Counted amongst the many crimes of X-Men: The Last Stand director Brett Ratner is contributing to the financing of Zack Snyder's Batman v. Superman, so it's no surprise that he would feel a sort of kinship with Snyder over the critical bashing of the latter film (plus, we hear both of their mothers are named "Martha"). Addressing what he thinks is wrong with the movie industry today, Ratner lashed out at film critics and insulted Middle America in an attempt to place the blame for the poor critical reception of both films while speaking at the Sun Valley Film Festival, according to a report from Entertainment Weekly.
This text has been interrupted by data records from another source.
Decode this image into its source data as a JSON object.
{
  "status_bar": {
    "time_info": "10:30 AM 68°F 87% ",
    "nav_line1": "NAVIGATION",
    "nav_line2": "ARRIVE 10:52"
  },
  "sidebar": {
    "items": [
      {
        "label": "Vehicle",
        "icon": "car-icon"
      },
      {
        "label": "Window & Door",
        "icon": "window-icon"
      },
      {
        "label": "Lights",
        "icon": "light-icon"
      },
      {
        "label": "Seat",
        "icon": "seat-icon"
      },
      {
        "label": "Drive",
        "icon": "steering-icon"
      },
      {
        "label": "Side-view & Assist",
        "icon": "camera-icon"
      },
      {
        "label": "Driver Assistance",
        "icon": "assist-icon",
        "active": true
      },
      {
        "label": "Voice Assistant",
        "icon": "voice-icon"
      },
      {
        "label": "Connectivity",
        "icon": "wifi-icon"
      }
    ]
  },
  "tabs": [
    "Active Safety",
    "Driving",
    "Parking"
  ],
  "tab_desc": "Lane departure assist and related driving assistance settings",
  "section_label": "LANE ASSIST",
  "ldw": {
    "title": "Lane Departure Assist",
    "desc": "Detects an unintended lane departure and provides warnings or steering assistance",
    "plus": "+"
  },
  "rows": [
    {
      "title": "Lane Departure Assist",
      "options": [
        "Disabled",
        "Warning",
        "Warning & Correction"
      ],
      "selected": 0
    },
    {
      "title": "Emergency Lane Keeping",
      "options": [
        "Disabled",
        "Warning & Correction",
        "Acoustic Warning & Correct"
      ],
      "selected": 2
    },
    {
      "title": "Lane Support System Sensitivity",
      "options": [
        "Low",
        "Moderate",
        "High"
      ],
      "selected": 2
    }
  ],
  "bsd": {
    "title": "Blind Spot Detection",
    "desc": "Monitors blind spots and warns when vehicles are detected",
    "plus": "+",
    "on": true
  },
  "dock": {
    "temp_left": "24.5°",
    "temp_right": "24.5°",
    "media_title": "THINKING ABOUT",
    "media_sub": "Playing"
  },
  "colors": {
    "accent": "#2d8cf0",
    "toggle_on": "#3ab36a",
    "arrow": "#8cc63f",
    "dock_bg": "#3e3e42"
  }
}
"The worst thing that we have in today's movie culture is Rotten Tomatoes," said Ratner, putting Rotten Tomatoes in the same conversation as other "worst things in movie culture" such as Brett Ratner and Zack Snyder. "I think it's the destruction of our business. I have such respect and admiration for film criticism. When I was growing up film criticism was a real art. And there was intellect that went into that. And you would read Pauline's Kael's reviews, or some others, and that doesn't exist anymore. Now it's about a number. A compounded number of how many positives vs. negatives. Now it's about, 'What's your Rotten Tomatoes score?'"
"And that's sad because the Rotten Tomatoes score was so low on Batman v Superman I think it put a cloud over a movie that was incredibly successful," Ratner continued, referring to a metaphorical cloud and not the literal cloud that apparently hung over the production for the entirety of its shooting, causing all color to be washed out from the film.
"People don't realize what goes into making a movie like that," Ratner continued before pointing out that Middle Americans are too stupid to make decisions about which films they like on their own and base their opinions solely on the Rotten Tomatoes score. "It's mind-blowing. It's just insane, it's hurting the business, it's getting people to not see a movie. In Middle America it's, 'Oh, it's a low Rotten Tomatoes score so I'm not going to go see it because it must suck.' But that number is an aggregate and one that nobody can figure out exactly what it means, and it's not always correct. I've seen some great movies with really abysmal Rotten Tomatoes scores."
Has anyone ever seen Ratner and Snyder in the same place at the same time? Just sayin'.
In conclusion, Ratner took a Donald Trump-like approach to describing the current state of film criticism. "What's sad is film criticism has disappeared. It's really sad."
Of course, in some cases, an objectively terrible movie can somehow end up with a decent Rotten Tomatoes score, at least compared to Batman v. Superman's 27%. Take, for instance, X-Men: The Last Stand, which has a 58% rating on the review aggregation site. You know what? Maybe there's something to what Ratner is saying after all.